# DIRECTIONS:
Restate the records in full, so that each line matches the original exactly.

# RECORDS SHOWN:
※ ※ ※

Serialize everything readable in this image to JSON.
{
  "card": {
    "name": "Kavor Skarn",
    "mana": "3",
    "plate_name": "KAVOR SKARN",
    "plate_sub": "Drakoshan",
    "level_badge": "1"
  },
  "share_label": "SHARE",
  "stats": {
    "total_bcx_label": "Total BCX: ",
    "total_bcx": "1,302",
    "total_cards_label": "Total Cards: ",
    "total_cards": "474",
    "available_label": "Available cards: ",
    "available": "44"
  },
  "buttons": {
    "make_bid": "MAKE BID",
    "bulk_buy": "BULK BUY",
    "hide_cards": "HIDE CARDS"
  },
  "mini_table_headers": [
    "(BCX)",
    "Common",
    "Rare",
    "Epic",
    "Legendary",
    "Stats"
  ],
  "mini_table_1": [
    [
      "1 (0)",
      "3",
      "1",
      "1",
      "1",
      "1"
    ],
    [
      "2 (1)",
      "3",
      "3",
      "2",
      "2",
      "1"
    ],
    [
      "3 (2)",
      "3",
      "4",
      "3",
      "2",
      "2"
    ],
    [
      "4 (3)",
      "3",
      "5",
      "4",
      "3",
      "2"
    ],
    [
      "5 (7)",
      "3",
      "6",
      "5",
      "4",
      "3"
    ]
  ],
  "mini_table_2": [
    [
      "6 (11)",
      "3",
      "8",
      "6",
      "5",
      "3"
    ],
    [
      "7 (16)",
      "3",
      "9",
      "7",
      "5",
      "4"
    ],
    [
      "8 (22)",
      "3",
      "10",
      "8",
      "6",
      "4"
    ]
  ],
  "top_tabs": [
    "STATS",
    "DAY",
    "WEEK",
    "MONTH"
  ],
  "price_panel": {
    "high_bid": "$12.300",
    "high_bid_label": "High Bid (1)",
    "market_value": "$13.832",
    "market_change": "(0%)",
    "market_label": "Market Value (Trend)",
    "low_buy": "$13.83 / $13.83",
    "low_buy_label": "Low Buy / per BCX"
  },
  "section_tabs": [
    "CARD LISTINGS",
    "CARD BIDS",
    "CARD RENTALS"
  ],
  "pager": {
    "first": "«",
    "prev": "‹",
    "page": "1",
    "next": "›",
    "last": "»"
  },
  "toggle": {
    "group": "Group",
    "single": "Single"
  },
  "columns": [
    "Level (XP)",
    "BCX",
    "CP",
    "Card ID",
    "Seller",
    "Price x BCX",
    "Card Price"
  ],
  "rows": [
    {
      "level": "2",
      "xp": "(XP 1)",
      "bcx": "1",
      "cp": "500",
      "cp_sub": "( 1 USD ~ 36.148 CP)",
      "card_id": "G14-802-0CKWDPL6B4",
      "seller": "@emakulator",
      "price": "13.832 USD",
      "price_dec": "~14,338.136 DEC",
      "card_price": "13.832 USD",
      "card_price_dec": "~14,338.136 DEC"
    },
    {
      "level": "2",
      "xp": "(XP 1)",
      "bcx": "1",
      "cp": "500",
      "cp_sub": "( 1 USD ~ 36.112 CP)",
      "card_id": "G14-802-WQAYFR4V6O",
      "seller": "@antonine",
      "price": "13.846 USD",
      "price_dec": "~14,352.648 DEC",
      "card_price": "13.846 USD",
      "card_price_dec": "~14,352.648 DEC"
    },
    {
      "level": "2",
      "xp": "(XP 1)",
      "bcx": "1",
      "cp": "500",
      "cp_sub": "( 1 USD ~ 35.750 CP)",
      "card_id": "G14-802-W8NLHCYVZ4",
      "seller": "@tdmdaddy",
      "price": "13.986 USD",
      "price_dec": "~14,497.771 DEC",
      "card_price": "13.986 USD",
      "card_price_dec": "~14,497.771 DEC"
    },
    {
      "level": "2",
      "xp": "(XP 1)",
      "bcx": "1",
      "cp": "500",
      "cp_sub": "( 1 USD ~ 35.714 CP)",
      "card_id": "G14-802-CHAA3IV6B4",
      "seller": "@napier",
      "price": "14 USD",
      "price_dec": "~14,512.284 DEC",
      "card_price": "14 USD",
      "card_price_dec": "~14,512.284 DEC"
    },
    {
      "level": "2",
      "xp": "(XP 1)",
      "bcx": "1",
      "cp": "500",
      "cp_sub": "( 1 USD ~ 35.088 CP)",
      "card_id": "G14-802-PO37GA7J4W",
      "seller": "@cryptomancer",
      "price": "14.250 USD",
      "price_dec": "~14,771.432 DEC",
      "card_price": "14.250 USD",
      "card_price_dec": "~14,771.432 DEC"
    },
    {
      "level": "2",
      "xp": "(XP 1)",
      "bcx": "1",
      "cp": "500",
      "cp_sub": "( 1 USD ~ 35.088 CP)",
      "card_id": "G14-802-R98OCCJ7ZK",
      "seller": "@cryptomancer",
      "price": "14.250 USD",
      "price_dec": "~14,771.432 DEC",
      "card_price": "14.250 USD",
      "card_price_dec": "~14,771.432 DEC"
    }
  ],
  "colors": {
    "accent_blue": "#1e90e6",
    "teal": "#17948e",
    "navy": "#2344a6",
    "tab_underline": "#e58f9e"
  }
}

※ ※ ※

# EXERCISE RESPONSE:
Serialize everything readable in this image to JSON.
{
  "card": {
    "name": "Kavor Skarn",
    "mana": "3",
    "plate_name": "KAVOR SKARN",
    "plate_sub": "Drakoshan",
    "level_badge": "1"
  },
  "share_label": "SHARE",
  "stats": {
    "total_bcx_label": "Total BCX: ",
    "total_bcx": "1,302",
    "total_cards_label": "Total Cards: ",
    "total_cards": "474",
    "available_label": "Available cards: ",
    "available": "44"
  },
  "buttons": {
    "make_bid": "MAKE BID",
    "bulk_buy": "BULK BUY",
    "hide_cards": "HIDE CARDS"
  },
  "mini_table_headers": [
    "(BCX)",
    "Common",
    "Rare",
    "Epic",
    "Legendary",
    "Stats"
  ],
  "mini_table_1": [
    [
      "1 (0)",
      "3",
      "1",
      "1",
      "1",
      "1"
    ],
    [
      "2 (1)",
      "3",
      "3",
      "2",
      "2",
      "1"
    ],
    [
      "3 (2)",
      "3",
      "4",
      "3",
      "2",
      "2"
    ],
    [
      "4 (3)",
      "3",
      "5",
      "4",
      "3",
      "2"
    ],
    [
      "5 (7)",
      "3",
      "6",
      "5",
      "4",
      "3"
    ]
  ],
  "mini_table_2": [
    [
      "6 (11)",
      "3",
      "8",
      "6",
      "5",
      "3"
    ],
    [
      "7 (16)",
      "3",
      "9",
      "7",
      "5",
      "4"
    ],
    [
      "8 (22)",
      "3",
      "10",
      "8",
      "6",
      "4"
    ]
  ],
  "top_tabs": [
    "STATS",
    "DAY",
    "WEEK",
    "MONTH"
  ],
  "price_panel": {
    "high_bid": "$12.300",
    "high_bid_label": "High Bid (1)",
    "market_value": "$13.832",
    "market_change": "(0%)",
    "market_label": "Market Value (Trend)",
    "low_buy": "$13.83 / $13.83",
    "low_buy_label": "Low Buy / per BCX"
  },
  "section_tabs": [
    "CARD LISTINGS",
    "CARD BIDS",
    "CARD RENTALS"
  ],
  "pager": {
    "first": "«",
    "prev": "‹",
    "page": "1",
    "next": "›",
    "last": "»"
  },
  "toggle": {
    "group": "Group",
    "single": "Single"
  },
  "columns": [
    "Level (XP)",
    "BCX",
    "CP",
    "Card ID",
    "Seller",
    "Price x BCX",
    "Card Price"
  ],
  "rows": [
    {
      "level": "2",
      "xp": "(XP 1)",
      "bcx": "1",
      "cp": "500",
      "cp_sub": "( 1 USD ~ 36.148 CP)",
      "card_id": "G14-802-0CKWDPL6B4",
      "seller": "@emakulator",
      "price": "13.832 USD",
      "price_dec": "~14,338.136 DEC",
      "card_price": "13.832 USD",
      "card_price_dec": "~14,338.136 DEC"
    },
    {
      "level": "2",
      "xp": "(XP 1)",
      "bcx": "1",
      "cp": "500",
      "cp_sub": "( 1 USD ~ 36.112 CP)",
      "card_id": "G14-802-WQAYFR4V6O",
      "seller": "@antonine",
      "price": "13.846 USD",
      "price_dec": "~14,352.648 DEC",
      "card_price": "13.846 USD",
      "card_price_dec": "~14,352.648 DEC"
    },
    {
      "level": "2",
      "xp": "(XP 1)",
      "bcx": "1",
      "cp": "500",
      "cp_sub": "( 1 USD ~ 35.750 CP)",
      "card_id": "G14-802-W8NLHCYVZ4",
      "seller": "@tdmdaddy",
      "price": "13.986 USD",
      "price_dec": "~14,497.771 DEC",
      "card_price": "13.986 USD",
      "card_price_dec": "~14,497.771 DEC"
    },
    {
      "level": "2",
      "xp": "(XP 1)",
      "bcx": "1",
      "cp": "500",
      "cp_sub": "( 1 USD ~ 35.714 CP)",
      "card_id": "G14-802-CHAA3IV6B4",
      "seller": "@napier",
      "price": "14 USD",
      "price_dec": "~14,512.284 DEC",
      "card_price": "14 USD",
      "card_price_dec": "~14,512.284 DEC"
    },
    {
      "level": "2",
      "xp": "(XP 1)",
      "bcx": "1",
      "cp": "500",
      "cp_sub": "( 1 USD ~ 35.088 CP)",
      "card_id": "G14-802-PO37GA7J4W",
      "seller": "@cryptomancer",
      "price": "14.250 USD",
      "price_dec": "~14,771.432 DEC",
      "card_price": "14.250 USD",
      "card_price_dec": "~14,771.432 DEC"
    },
    {
      "level": "2",
      "xp": "(XP 1)",
      "bcx": "1",
      "cp": "500",
      "cp_sub": "( 1 USD ~ 35.088 CP)",
      "card_id": "G14-802-R98OCCJ7ZK",
      "seller": "@cryptomancer",
      "price": "14.250 USD",
      "price_dec": "~14,771.432 DEC",
      "card_price": "14.250 USD",
      "card_price_dec": "~14,771.432 DEC"
    }
  ],
  "colors": {
    "accent_blue": "#1e90e6",
    "teal": "#17948e",
    "navy": "#2344a6",
    "tab_underline": "#e58f9e"
  }
}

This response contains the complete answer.